= WHAT YOU WILL DO =
Repeat all entries word for word; skip images.

___ DATA FOR REVIEW

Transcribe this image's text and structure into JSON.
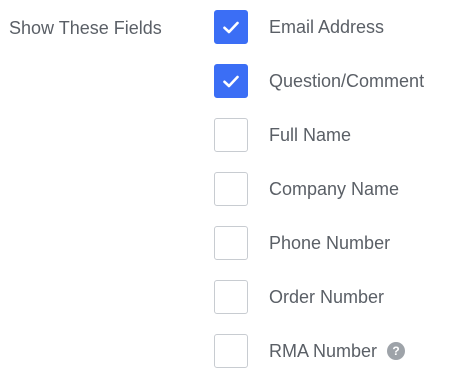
{
  "section_label": "Show These Fields",
  "accent_color": "#3b6ef5",
  "fields": [
    {
      "label": "Email Address",
      "checked": true
    },
    {
      "label": "Question/Comment",
      "checked": true
    },
    {
      "label": "Full Name",
      "checked": false
    },
    {
      "label": "Company Name",
      "checked": false
    },
    {
      "label": "Phone Number",
      "checked": false
    },
    {
      "label": "Order Number",
      "checked": false
    },
    {
      "label": "RMA Number",
      "checked": false,
      "help_icon": "question-mark-icon"
    }
  ]
}
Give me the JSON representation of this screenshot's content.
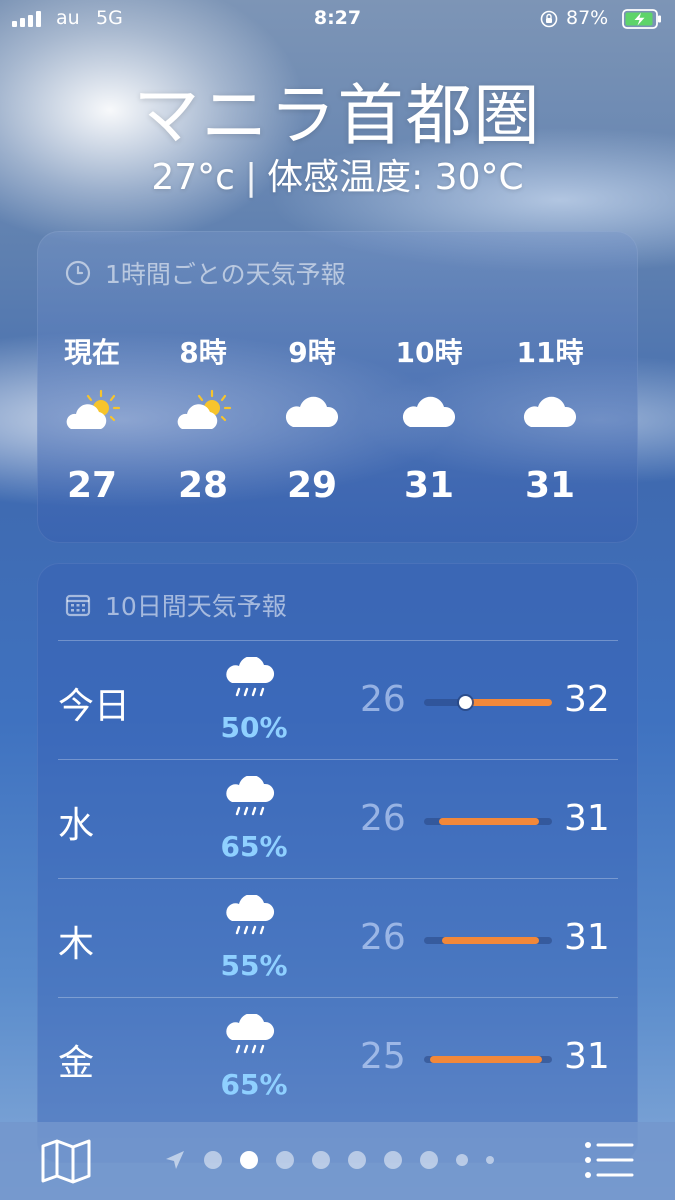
{
  "status": {
    "carrier": "au",
    "network": "5G",
    "time": "8:27",
    "battery": "87%"
  },
  "header": {
    "city": "マニラ首都圏",
    "temp": "27°c",
    "feels": "体感温度: 30°C"
  },
  "hourly": {
    "title": "1時間ごとの天気予報",
    "items": [
      {
        "label": "現在",
        "icon": "partly-cloudy-icon",
        "temp": "27"
      },
      {
        "label": "8時",
        "icon": "partly-cloudy-icon",
        "temp": "28"
      },
      {
        "label": "9時",
        "icon": "cloud-icon",
        "temp": "29"
      },
      {
        "label": "10時",
        "icon": "cloud-icon",
        "temp": "31"
      },
      {
        "label": "11時",
        "icon": "cloud-icon",
        "temp": "31"
      }
    ]
  },
  "daily": {
    "title": "10日間天気予報",
    "items": [
      {
        "day": "今日",
        "icon": "rain-icon",
        "pop": "50%",
        "low": "26",
        "high": "32",
        "range_start": 0.28,
        "range_end": 1.0,
        "current": 0.32
      },
      {
        "day": "水",
        "icon": "rain-icon",
        "pop": "65%",
        "low": "26",
        "high": "31",
        "range_start": 0.12,
        "range_end": 0.9
      },
      {
        "day": "木",
        "icon": "rain-icon",
        "pop": "55%",
        "low": "26",
        "high": "31",
        "range_start": 0.14,
        "range_end": 0.9
      },
      {
        "day": "金",
        "icon": "rain-icon",
        "pop": "65%",
        "low": "25",
        "high": "31",
        "range_start": 0.05,
        "range_end": 0.92
      }
    ]
  },
  "bottombar": {
    "pages": 9,
    "active_page": 2
  }
}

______

= PROBLEM SOLUTION =
Transcribe this image's text and structure into JSON.
{
  "section_label": "Show These Fields",
  "accent_color": "#3b6ef5",
  "fields": [
    {
      "label": "Email Address",
      "checked": true
    },
    {
      "label": "Question/Comment",
      "checked": true
    },
    {
      "label": "Full Name",
      "checked": false
    },
    {
      "label": "Company Name",
      "checked": false
    },
    {
      "label": "Phone Number",
      "checked": false
    },
    {
      "label": "Order Number",
      "checked": false
    },
    {
      "label": "RMA Number",
      "checked": false,
      "help_icon": "question-mark-icon"
    }
  ]
}
Give me the JSON representation of this screenshot's content.
{
  "status": {
    "carrier": "au",
    "network": "5G",
    "time": "8:27",
    "battery": "87%"
  },
  "header": {
    "city": "マニラ首都圏",
    "temp": "27°c",
    "feels": "体感温度: 30°C"
  },
  "hourly": {
    "title": "1時間ごとの天気予報",
    "items": [
      {
        "label": "現在",
        "icon": "partly-cloudy-icon",
        "temp": "27"
      },
      {
        "label": "8時",
        "icon": "partly-cloudy-icon",
        "temp": "28"
      },
      {
        "label": "9時",
        "icon": "cloud-icon",
        "temp": "29"
      },
      {
        "label": "10時",
        "icon": "cloud-icon",
        "temp": "31"
      },
      {
        "label": "11時",
        "icon": "cloud-icon",
        "temp": "31"
      }
    ]
  },
  "daily": {
    "title": "10日間天気予報",
    "items": [
      {
        "day": "今日",
        "icon": "rain-icon",
        "pop": "50%",
        "low": "26",
        "high": "32",
        "range_start": 0.28,
        "range_end": 1.0,
        "current": 0.32
      },
      {
        "day": "水",
        "icon": "rain-icon",
        "pop": "65%",
        "low": "26",
        "high": "31",
        "range_start": 0.12,
        "range_end": 0.9
      },
      {
        "day": "木",
        "icon": "rain-icon",
        "pop": "55%",
        "low": "26",
        "high": "31",
        "range_start": 0.14,
        "range_end": 0.9
      },
      {
        "day": "金",
        "icon": "rain-icon",
        "pop": "65%",
        "low": "25",
        "high": "31",
        "range_start": 0.05,
        "range_end": 0.92
      }
    ]
  },
  "bottombar": {
    "pages": 9,
    "active_page": 2
  }
}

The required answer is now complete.